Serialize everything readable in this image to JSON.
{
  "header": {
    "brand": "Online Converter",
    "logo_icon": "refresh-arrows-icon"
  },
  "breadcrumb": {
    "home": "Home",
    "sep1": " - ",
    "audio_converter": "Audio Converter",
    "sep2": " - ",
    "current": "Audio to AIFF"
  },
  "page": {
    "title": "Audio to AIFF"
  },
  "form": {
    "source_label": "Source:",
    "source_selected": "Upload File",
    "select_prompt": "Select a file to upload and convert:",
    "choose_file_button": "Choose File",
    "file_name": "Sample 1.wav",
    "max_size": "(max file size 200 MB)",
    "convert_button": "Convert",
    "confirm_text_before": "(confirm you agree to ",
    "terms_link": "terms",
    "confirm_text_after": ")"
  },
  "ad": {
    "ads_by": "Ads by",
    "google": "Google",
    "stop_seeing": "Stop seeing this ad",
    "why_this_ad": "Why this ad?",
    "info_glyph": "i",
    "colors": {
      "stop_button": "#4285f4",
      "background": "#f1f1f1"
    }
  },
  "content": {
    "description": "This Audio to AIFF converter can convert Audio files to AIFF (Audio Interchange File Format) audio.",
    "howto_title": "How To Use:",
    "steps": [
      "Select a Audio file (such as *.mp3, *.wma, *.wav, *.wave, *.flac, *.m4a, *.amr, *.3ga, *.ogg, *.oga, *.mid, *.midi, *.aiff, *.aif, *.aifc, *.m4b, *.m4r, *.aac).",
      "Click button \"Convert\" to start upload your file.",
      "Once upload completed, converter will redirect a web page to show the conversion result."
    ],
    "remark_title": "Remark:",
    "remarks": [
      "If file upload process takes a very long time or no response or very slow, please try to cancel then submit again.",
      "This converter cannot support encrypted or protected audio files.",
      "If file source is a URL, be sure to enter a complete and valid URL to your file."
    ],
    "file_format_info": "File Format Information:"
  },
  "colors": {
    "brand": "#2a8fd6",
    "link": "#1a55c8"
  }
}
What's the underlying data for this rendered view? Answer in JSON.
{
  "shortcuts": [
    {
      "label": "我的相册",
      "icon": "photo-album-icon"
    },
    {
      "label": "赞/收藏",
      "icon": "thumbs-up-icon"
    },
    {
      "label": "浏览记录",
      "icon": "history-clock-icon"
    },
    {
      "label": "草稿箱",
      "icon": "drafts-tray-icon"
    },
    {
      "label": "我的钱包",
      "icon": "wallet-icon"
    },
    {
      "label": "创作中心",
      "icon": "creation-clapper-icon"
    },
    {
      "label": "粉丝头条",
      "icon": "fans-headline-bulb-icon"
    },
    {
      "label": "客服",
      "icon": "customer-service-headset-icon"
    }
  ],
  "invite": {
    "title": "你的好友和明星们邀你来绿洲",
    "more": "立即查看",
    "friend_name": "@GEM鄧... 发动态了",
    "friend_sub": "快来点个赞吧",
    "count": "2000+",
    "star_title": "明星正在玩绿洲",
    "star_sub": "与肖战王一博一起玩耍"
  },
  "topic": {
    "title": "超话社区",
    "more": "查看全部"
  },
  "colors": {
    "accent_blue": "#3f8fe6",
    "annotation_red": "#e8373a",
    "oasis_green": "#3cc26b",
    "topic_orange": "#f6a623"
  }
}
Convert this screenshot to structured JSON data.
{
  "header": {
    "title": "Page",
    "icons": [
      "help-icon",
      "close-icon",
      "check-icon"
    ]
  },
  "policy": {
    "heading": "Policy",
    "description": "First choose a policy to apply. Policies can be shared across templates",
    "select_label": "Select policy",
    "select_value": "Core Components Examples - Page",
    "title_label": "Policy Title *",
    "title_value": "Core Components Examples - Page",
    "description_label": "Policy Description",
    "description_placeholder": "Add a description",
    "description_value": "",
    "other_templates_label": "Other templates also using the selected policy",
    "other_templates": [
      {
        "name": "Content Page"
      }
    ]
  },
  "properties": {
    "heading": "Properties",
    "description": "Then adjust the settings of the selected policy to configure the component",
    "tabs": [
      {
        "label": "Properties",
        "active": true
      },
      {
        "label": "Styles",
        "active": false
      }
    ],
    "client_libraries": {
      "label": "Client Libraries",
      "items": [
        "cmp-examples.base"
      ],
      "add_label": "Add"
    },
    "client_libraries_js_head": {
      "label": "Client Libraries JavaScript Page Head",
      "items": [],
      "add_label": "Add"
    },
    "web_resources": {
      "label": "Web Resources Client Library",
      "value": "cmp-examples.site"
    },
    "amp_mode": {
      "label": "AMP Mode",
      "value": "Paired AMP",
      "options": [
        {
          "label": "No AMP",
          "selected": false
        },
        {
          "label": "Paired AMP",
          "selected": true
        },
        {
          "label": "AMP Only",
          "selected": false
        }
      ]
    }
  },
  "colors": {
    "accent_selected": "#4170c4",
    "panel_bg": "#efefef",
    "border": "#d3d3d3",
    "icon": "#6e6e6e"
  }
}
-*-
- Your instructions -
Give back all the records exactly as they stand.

- Answer area -
Serialize everything readable in this image to JSON.
{
  "header": {
    "brand": "Online Converter",
    "logo_icon": "refresh-arrows-icon"
  },
  "breadcrumb": {
    "home": "Home",
    "sep1": " - ",
    "audio_converter": "Audio Converter",
    "sep2": " - ",
    "current": "Audio to AIFF"
  },
  "page": {
    "title": "Audio to AIFF"
  },
  "form": {
    "source_label": "Source:",
    "source_selected": "Upload File",
    "select_prompt": "Select a file to upload and convert:",
    "choose_file_button": "Choose File",
    "file_name": "Sample 1.wav",
    "max_size": "(max file size 200 MB)",
    "convert_button": "Convert",
    "confirm_text_before": "(confirm you agree to ",
    "terms_link": "terms",
    "confirm_text_after": ")"
  },
  "ad": {
    "ads_by": "Ads by",
    "google": "Google",
    "stop_seeing": "Stop seeing this ad",
    "why_this_ad": "Why this ad?",
    "info_glyph": "i",
    "colors": {
      "stop_button": "#4285f4",
      "background": "#f1f1f1"
    }
  },
  "content": {
    "description": "This Audio to AIFF converter can convert Audio files to AIFF (Audio Interchange File Format) audio.",
    "howto_title": "How To Use:",
    "steps": [
      "Select a Audio file (such as *.mp3, *.wma, *.wav, *.wave, *.flac, *.m4a, *.amr, *.3ga, *.ogg, *.oga, *.mid, *.midi, *.aiff, *.aif, *.aifc, *.m4b, *.m4r, *.aac).",
      "Click button \"Convert\" to start upload your file.",
      "Once upload completed, converter will redirect a web page to show the conversion result."
    ],
    "remark_title": "Remark:",
    "remarks": [
      "If file upload process takes a very long time or no response or very slow, please try to cancel then submit again.",
      "This converter cannot support encrypted or protected audio files.",
      "If file source is a URL, be sure to enter a complete and valid URL to your file."
    ],
    "file_format_info": "File Format Information:"
  },
  "colors": {
    "brand": "#2a8fd6",
    "link": "#1a55c8"
  }
}
What's the underlying data for this rendered view? Answer in JSON.
{
  "shortcuts": [
    {
      "label": "我的相册",
      "icon": "photo-album-icon"
    },
    {
      "label": "赞/收藏",
      "icon": "thumbs-up-icon"
    },
    {
      "label": "浏览记录",
      "icon": "history-clock-icon"
    },
    {
      "label": "草稿箱",
      "icon": "drafts-tray-icon"
    },
    {
      "label": "我的钱包",
      "icon": "wallet-icon"
    },
    {
      "label": "创作中心",
      "icon": "creation-clapper-icon"
    },
    {
      "label": "粉丝头条",
      "icon": "fans-headline-bulb-icon"
    },
    {
      "label": "客服",
      "icon": "customer-service-headset-icon"
    }
  ],
  "invite": {
    "title": "你的好友和明星们邀你来绿洲",
    "more": "立即查看",
    "friend_name": "@GEM鄧... 发动态了",
    "friend_sub": "快来点个赞吧",
    "count": "2000+",
    "star_title": "明星正在玩绿洲",
    "star_sub": "与肖战王一博一起玩耍"
  },
  "topic": {
    "title": "超话社区",
    "more": "查看全部"
  },
  "colors": {
    "accent_blue": "#3f8fe6",
    "annotation_red": "#e8373a",
    "oasis_green": "#3cc26b",
    "topic_orange": "#f6a623"
  }
}
Convert this screenshot to structured JSON data.
{
  "header": {
    "title": "Page",
    "icons": [
      "help-icon",
      "close-icon",
      "check-icon"
    ]
  },
  "policy": {
    "heading": "Policy",
    "description": "First choose a policy to apply. Policies can be shared across templates",
    "select_label": "Select policy",
    "select_value": "Core Components Examples - Page",
    "title_label": "Policy Title *",
    "title_value": "Core Components Examples - Page",
    "description_label": "Policy Description",
    "description_placeholder": "Add a description",
    "description_value": "",
    "other_templates_label": "Other templates also using the selected policy",
    "other_templates": [
      {
        "name": "Content Page"
      }
    ]
  },
  "properties": {
    "heading": "Properties",
    "description": "Then adjust the settings of the selected policy to configure the component",
    "tabs": [
      {
        "label": "Properties",
        "active": true
      },
      {
        "label": "Styles",
        "active": false
      }
    ],
    "client_libraries": {
      "label": "Client Libraries",
      "items": [
        "cmp-examples.base"
      ],
      "add_label": "Add"
    },
    "client_libraries_js_head": {
      "label": "Client Libraries JavaScript Page Head",
      "items": [],
      "add_label": "Add"
    },
    "web_resources": {
      "label": "Web Resources Client Library",
      "value": "cmp-examples.site"
    },
    "amp_mode": {
      "label": "AMP Mode",
      "value": "Paired AMP",
      "options": [
        {
          "label": "No AMP",
          "selected": false
        },
        {
          "label": "Paired AMP",
          "selected": true
        },
        {
          "label": "AMP Only",
          "selected": false
        }
      ]
    }
  },
  "colors": {
    "accent_selected": "#4170c4",
    "panel_bg": "#efefef",
    "border": "#d3d3d3",
    "icon": "#6e6e6e"
  }
}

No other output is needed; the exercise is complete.